Required work: Each record should be given again exactly, and any picture in it left out.
─── Records supplied ───
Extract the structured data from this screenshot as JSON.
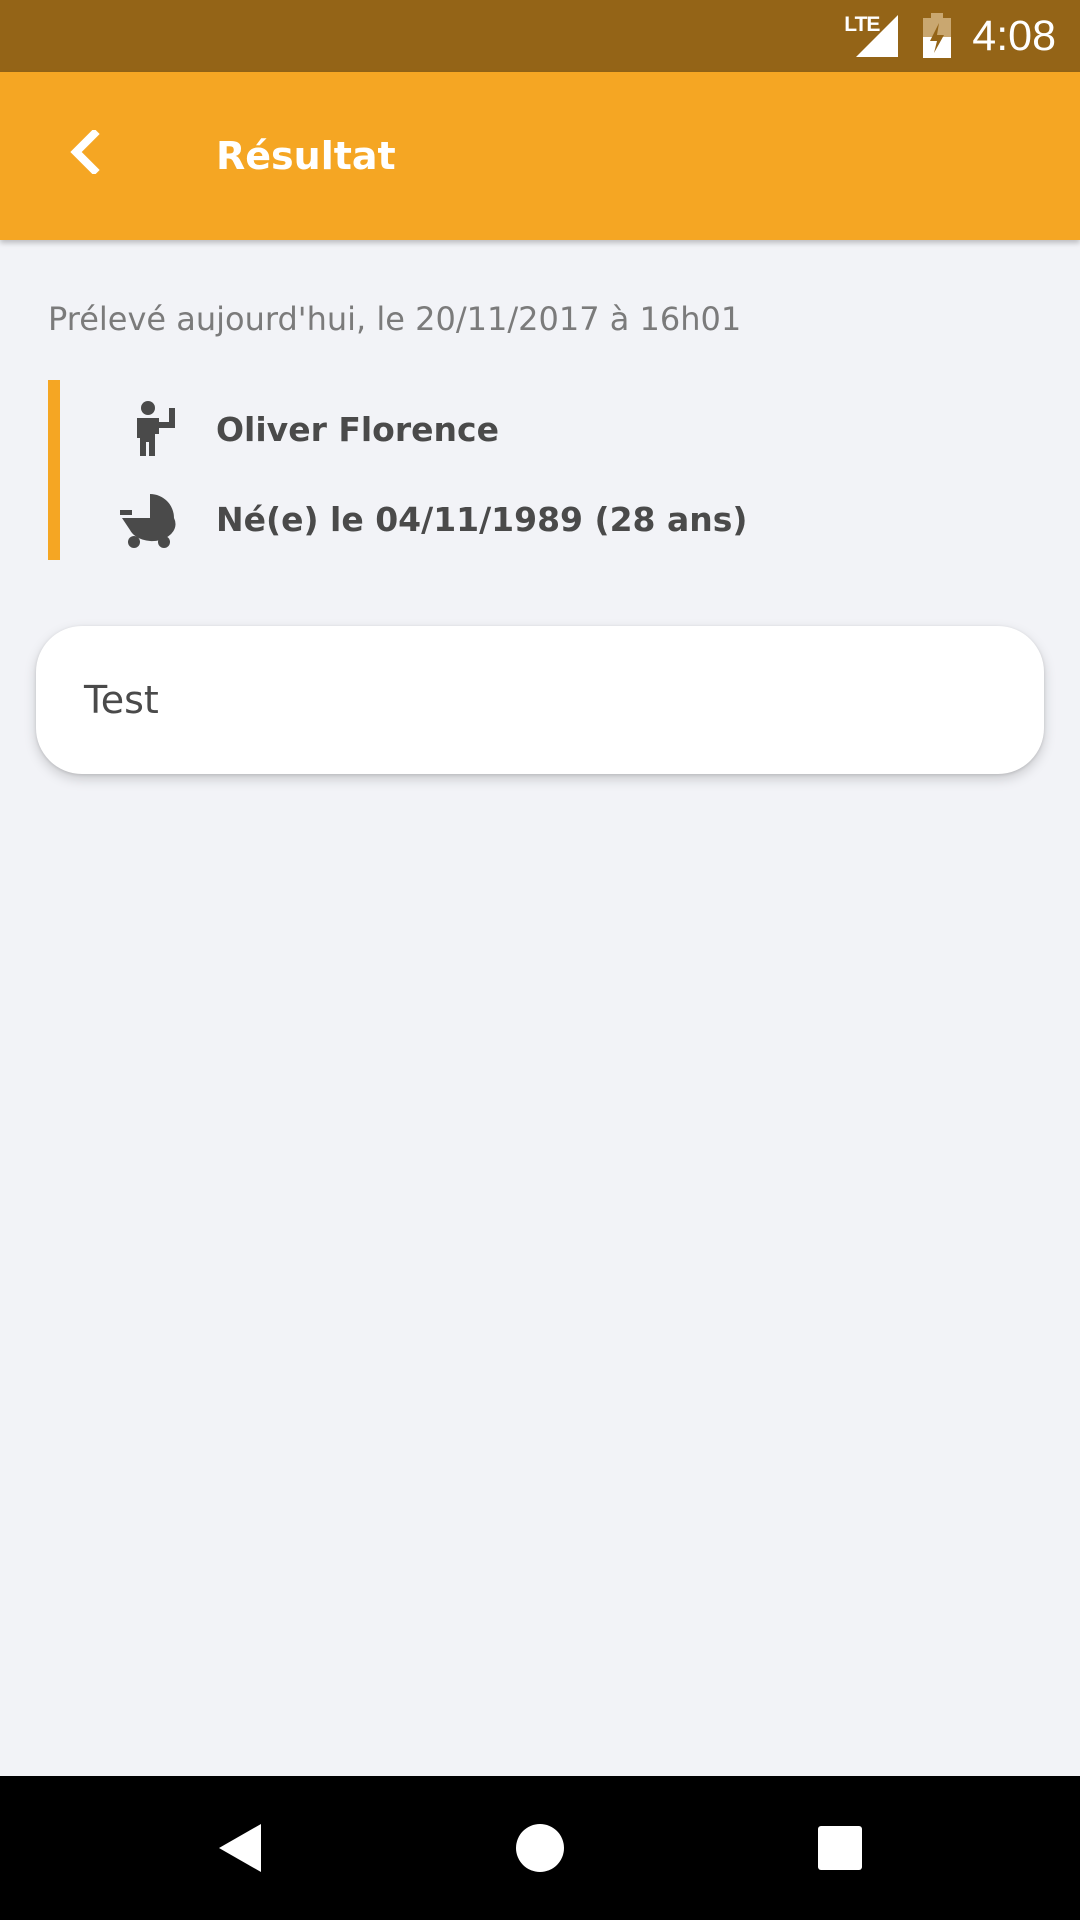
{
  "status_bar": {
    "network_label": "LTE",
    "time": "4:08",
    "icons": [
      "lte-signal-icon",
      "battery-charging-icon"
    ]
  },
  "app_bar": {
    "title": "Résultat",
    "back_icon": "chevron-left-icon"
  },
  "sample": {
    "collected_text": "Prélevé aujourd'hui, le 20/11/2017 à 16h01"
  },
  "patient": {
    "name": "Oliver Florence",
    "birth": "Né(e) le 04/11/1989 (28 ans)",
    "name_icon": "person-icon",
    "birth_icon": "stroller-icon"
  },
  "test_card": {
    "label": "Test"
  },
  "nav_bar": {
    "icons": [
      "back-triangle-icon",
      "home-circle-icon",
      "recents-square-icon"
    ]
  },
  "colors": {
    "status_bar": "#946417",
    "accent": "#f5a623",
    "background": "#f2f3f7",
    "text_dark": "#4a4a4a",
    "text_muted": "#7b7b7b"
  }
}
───
Answer space:
Extract the structured data from this screenshot as JSON.
{
  "status_bar": {
    "network_label": "LTE",
    "time": "4:08",
    "icons": [
      "lte-signal-icon",
      "battery-charging-icon"
    ]
  },
  "app_bar": {
    "title": "Résultat",
    "back_icon": "chevron-left-icon"
  },
  "sample": {
    "collected_text": "Prélevé aujourd'hui, le 20/11/2017 à 16h01"
  },
  "patient": {
    "name": "Oliver Florence",
    "birth": "Né(e) le 04/11/1989 (28 ans)",
    "name_icon": "person-icon",
    "birth_icon": "stroller-icon"
  },
  "test_card": {
    "label": "Test"
  },
  "nav_bar": {
    "icons": [
      "back-triangle-icon",
      "home-circle-icon",
      "recents-square-icon"
    ]
  },
  "colors": {
    "status_bar": "#946417",
    "accent": "#f5a623",
    "background": "#f2f3f7",
    "text_dark": "#4a4a4a",
    "text_muted": "#7b7b7b"
  }
}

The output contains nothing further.